    Will there be a cost to the Vic Governments renewable reverse auctions? If they procure wind and LGCs for under $75 per MWh (which seems likely), then that represents a massive discount (> 50%) to the current Vic electricity price of $90+ plus LGC prices of ~$80. It is likely to be more a question of how to pass on the savings.

  • Mark Roest

    What’s ahead: as prices fall, it takes less and less time to pay off the smaller financing. We get to a point at which a major portion of the renewable energy projects have been paid off in full. Aside from reserving about 4% per year for eventual replacement, and some smaller amount for O&M, the energy is now free!
    THAT is what this is all about financially — getting entirely out from under the thumb of the utilities, aside from such services as you really choose to pay for, and completely eliminating fossil and nuclear fuels, which when you realize you are no longer dependent on them and thus have no further reason to pay their economic rent, you also realize are ruining our fair planet! And directly killing people besides!

  • Malcolm M

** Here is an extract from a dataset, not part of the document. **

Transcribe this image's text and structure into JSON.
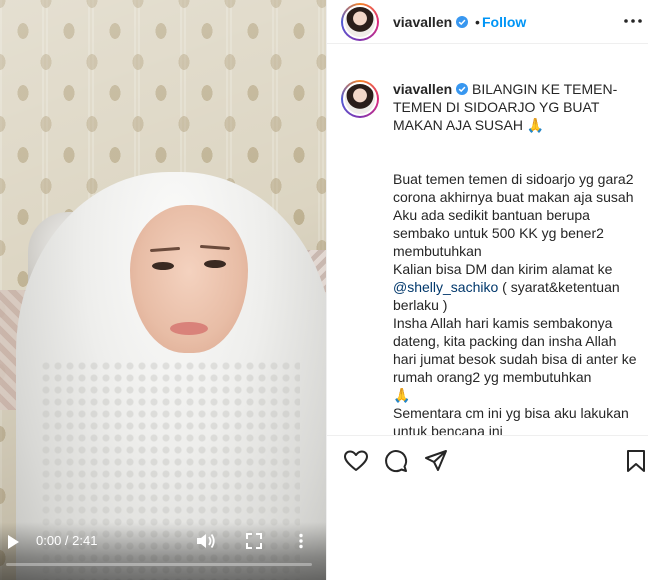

    Of significance is that 1500 MW of coal generation in Victoria is currently out of action, which means the marginal cost is me by gas-fired generation (mainly Newport and Mortlake). The coal-fired units out of action are Loy Yang A2 (530 MW) and A3 (560 MW) and Yallourn W unit 4 (380 MW). Winds have been light, which has meant little wind generation.